**What the task requires**.
Return all entries word for word, but drop any images.

*** Block opens ***

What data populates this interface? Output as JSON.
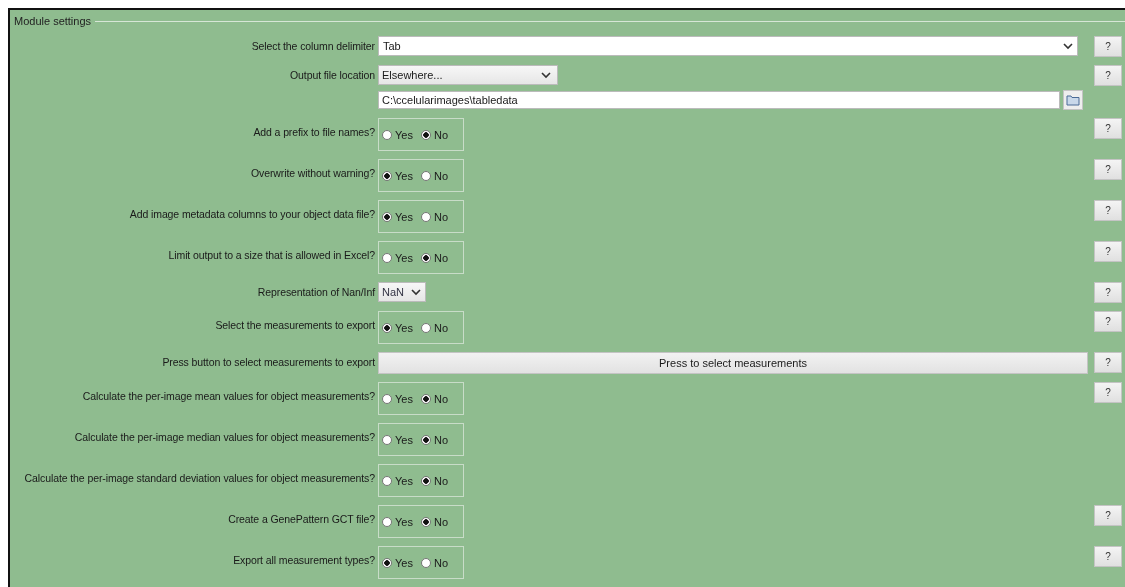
{
  "section": {
    "title": "Module settings"
  },
  "settings": [
    {
      "kind": "combo",
      "label": "Select the column delimiter",
      "value": "Tab",
      "help": "?"
    },
    {
      "kind": "choice",
      "label": "Output file location",
      "value": "Elsewhere...",
      "path": "C:\\ccelularimages\\tabledata",
      "help": "?"
    },
    {
      "kind": "radio",
      "label": "Add a prefix to file names?",
      "options": [
        {
          "label": "Yes",
          "selected": false
        },
        {
          "label": "No",
          "selected": true
        }
      ],
      "help": "?"
    },
    {
      "kind": "radio",
      "label": "Overwrite without warning?",
      "options": [
        {
          "label": "Yes",
          "selected": true
        },
        {
          "label": "No",
          "selected": false
        }
      ],
      "help": "?"
    },
    {
      "kind": "radio",
      "label": "Add image metadata columns to your object data file?",
      "options": [
        {
          "label": "Yes",
          "selected": true
        },
        {
          "label": "No",
          "selected": false
        }
      ],
      "help": "?"
    },
    {
      "kind": "radio",
      "label": "Limit output to a size that is allowed in Excel?",
      "options": [
        {
          "label": "Yes",
          "selected": false
        },
        {
          "label": "No",
          "selected": true
        }
      ],
      "help": "?"
    },
    {
      "kind": "short-choice",
      "label": "Representation of Nan/Inf",
      "value": "NaN",
      "help": "?"
    },
    {
      "kind": "radio",
      "label": "Select the measurements to export",
      "options": [
        {
          "label": "Yes",
          "selected": true
        },
        {
          "label": "No",
          "selected": false
        }
      ],
      "help": "?"
    },
    {
      "kind": "button",
      "label": "Press button to select measurements to export",
      "button": "Press to select measurements",
      "help": "?"
    },
    {
      "kind": "radio",
      "label": "Calculate the per-image mean values for object measurements?",
      "options": [
        {
          "label": "Yes",
          "selected": false
        },
        {
          "label": "No",
          "selected": true
        }
      ],
      "help": "?"
    },
    {
      "kind": "radio",
      "label": "Calculate the per-image median values for object measurements?",
      "options": [
        {
          "label": "Yes",
          "selected": false
        },
        {
          "label": "No",
          "selected": true
        }
      ]
    },
    {
      "kind": "radio",
      "label": "Calculate the per-image standard deviation values for object measurements?",
      "options": [
        {
          "label": "Yes",
          "selected": false
        },
        {
          "label": "No",
          "selected": true
        }
      ]
    },
    {
      "kind": "radio",
      "label": "Create a GenePattern GCT file?",
      "options": [
        {
          "label": "Yes",
          "selected": false
        },
        {
          "label": "No",
          "selected": true
        }
      ],
      "help": "?"
    },
    {
      "kind": "radio",
      "label": "Export all measurement types?",
      "options": [
        {
          "label": "Yes",
          "selected": true
        },
        {
          "label": "No",
          "selected": false
        }
      ],
      "help": "?"
    }
  ]
}
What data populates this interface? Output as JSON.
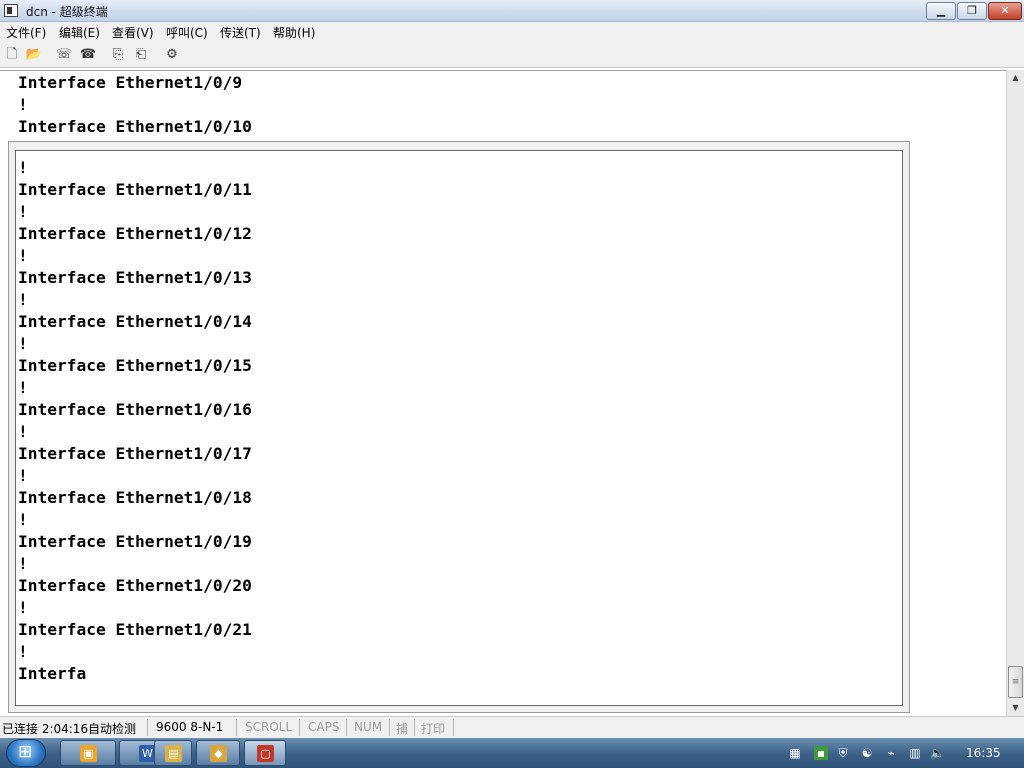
{
  "window": {
    "title": "dcn - 超级终端"
  },
  "menu": [
    "文件(F)",
    "编辑(E)",
    "查看(V)",
    "呼叫(C)",
    "传送(T)",
    "帮助(H)"
  ],
  "toolbar": [
    "new-icon",
    "open-icon",
    "phone-icon",
    "hangup-icon",
    "send-icon",
    "receive-icon",
    "properties-icon"
  ],
  "terminal": {
    "top_lines": [
      "Interface Ethernet1/0/9",
      "!",
      "Interface Ethernet1/0/10"
    ],
    "lines": [
      "!",
      "Interface Ethernet1/0/11",
      "!",
      "Interface Ethernet1/0/12",
      "!",
      "Interface Ethernet1/0/13",
      "!",
      "Interface Ethernet1/0/14",
      "!",
      "Interface Ethernet1/0/15",
      "!",
      "Interface Ethernet1/0/16",
      "!",
      "Interface Ethernet1/0/17",
      "!",
      "Interface Ethernet1/0/18",
      "!",
      "Interface Ethernet1/0/19",
      "!",
      "Interface Ethernet1/0/20",
      "!",
      "Interface Ethernet1/0/21",
      "!",
      "Interfa"
    ]
  },
  "statusbar": {
    "connection": "已连接 2:04:16",
    "detect": "自动检测",
    "settings": "9600 8-N-1",
    "scroll": "SCROLL",
    "caps": "CAPS",
    "num": "NUM",
    "capture": "捕",
    "print": "打印"
  },
  "taskbar": {
    "apps": [
      "folder-app",
      "word-app",
      "explorer-app",
      "package-app",
      "terminal-app"
    ],
    "clock": "16:35"
  },
  "colors": {
    "taskbar": "#3e6288",
    "terminal_bg": "#ffffff",
    "text": "#000000"
  }
}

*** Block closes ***

**Solution**.
What data populates this interface? Output as JSON.
{
  "section": {
    "title": "Module settings"
  },
  "settings": [
    {
      "kind": "combo",
      "label": "Select the column delimiter",
      "value": "Tab",
      "help": "?"
    },
    {
      "kind": "choice",
      "label": "Output file location",
      "value": "Elsewhere...",
      "path": "C:\\ccelularimages\\tabledata",
      "help": "?"
    },
    {
      "kind": "radio",
      "label": "Add a prefix to file names?",
      "options": [
        {
          "label": "Yes",
          "selected": false
        },
        {
          "label": "No",
          "selected": true
        }
      ],
      "help": "?"
    },
    {
      "kind": "radio",
      "label": "Overwrite without warning?",
      "options": [
        {
          "label": "Yes",
          "selected": true
        },
        {
          "label": "No",
          "selected": false
        }
      ],
      "help": "?"
    },
    {
      "kind": "radio",
      "label": "Add image metadata columns to your object data file?",
      "options": [
        {
          "label": "Yes",
          "selected": true
        },
        {
          "label": "No",
          "selected": false
        }
      ],
      "help": "?"
    },
    {
      "kind": "radio",
      "label": "Limit output to a size that is allowed in Excel?",
      "options": [
        {
          "label": "Yes",
          "selected": false
        },
        {
          "label": "No",
          "selected": true
        }
      ],
      "help": "?"
    },
    {
      "kind": "short-choice",
      "label": "Representation of Nan/Inf",
      "value": "NaN",
      "help": "?"
    },
    {
      "kind": "radio",
      "label": "Select the measurements to export",
      "options": [
        {
          "label": "Yes",
          "selected": true
        },
        {
          "label": "No",
          "selected": false
        }
      ],
      "help": "?"
    },
    {
      "kind": "button",
      "label": "Press button to select measurements to export",
      "button": "Press to select measurements",
      "help": "?"
    },
    {
      "kind": "radio",
      "label": "Calculate the per-image mean values for object measurements?",
      "options": [
        {
          "label": "Yes",
          "selected": false
        },
        {
          "label": "No",
          "selected": true
        }
      ],
      "help": "?"
    },
    {
      "kind": "radio",
      "label": "Calculate the per-image median values for object measurements?",
      "options": [
        {
          "label": "Yes",
          "selected": false
        },
        {
          "label": "No",
          "selected": true
        }
      ]
    },
    {
      "kind": "radio",
      "label": "Calculate the per-image standard deviation values for object measurements?",
      "options": [
        {
          "label": "Yes",
          "selected": false
        },
        {
          "label": "No",
          "selected": true
        }
      ]
    },
    {
      "kind": "radio",
      "label": "Create a GenePattern GCT file?",
      "options": [
        {
          "label": "Yes",
          "selected": false
        },
        {
          "label": "No",
          "selected": true
        }
      ],
      "help": "?"
    },
    {
      "kind": "radio",
      "label": "Export all measurement types?",
      "options": [
        {
          "label": "Yes",
          "selected": true
        },
        {
          "label": "No",
          "selected": false
        }
      ],
      "help": "?"
    }
  ]
}
What data populates this interface? Output as JSON.
{
  "window": {
    "title": "dcn - 超级终端"
  },
  "menu": [
    "文件(F)",
    "编辑(E)",
    "查看(V)",
    "呼叫(C)",
    "传送(T)",
    "帮助(H)"
  ],
  "toolbar": [
    "new-icon",
    "open-icon",
    "phone-icon",
    "hangup-icon",
    "send-icon",
    "receive-icon",
    "properties-icon"
  ],
  "terminal": {
    "top_lines": [
      "Interface Ethernet1/0/9",
      "!",
      "Interface Ethernet1/0/10"
    ],
    "lines": [
      "!",
      "Interface Ethernet1/0/11",
      "!",
      "Interface Ethernet1/0/12",
      "!",
      "Interface Ethernet1/0/13",
      "!",
      "Interface Ethernet1/0/14",
      "!",
      "Interface Ethernet1/0/15",
      "!",
      "Interface Ethernet1/0/16",
      "!",
      "Interface Ethernet1/0/17",
      "!",
      "Interface Ethernet1/0/18",
      "!",
      "Interface Ethernet1/0/19",
      "!",
      "Interface Ethernet1/0/20",
      "!",
      "Interface Ethernet1/0/21",
      "!",
      "Interfa"
    ]
  },
  "statusbar": {
    "connection": "已连接 2:04:16",
    "detect": "自动检测",
    "settings": "9600 8-N-1",
    "scroll": "SCROLL",
    "caps": "CAPS",
    "num": "NUM",
    "capture": "捕",
    "print": "打印"
  },
  "taskbar": {
    "apps": [
      "folder-app",
      "word-app",
      "explorer-app",
      "package-app",
      "terminal-app"
    ],
    "clock": "16:35"
  },
  "colors": {
    "taskbar": "#3e6288",
    "terminal_bg": "#ffffff",
    "text": "#000000"
  }
}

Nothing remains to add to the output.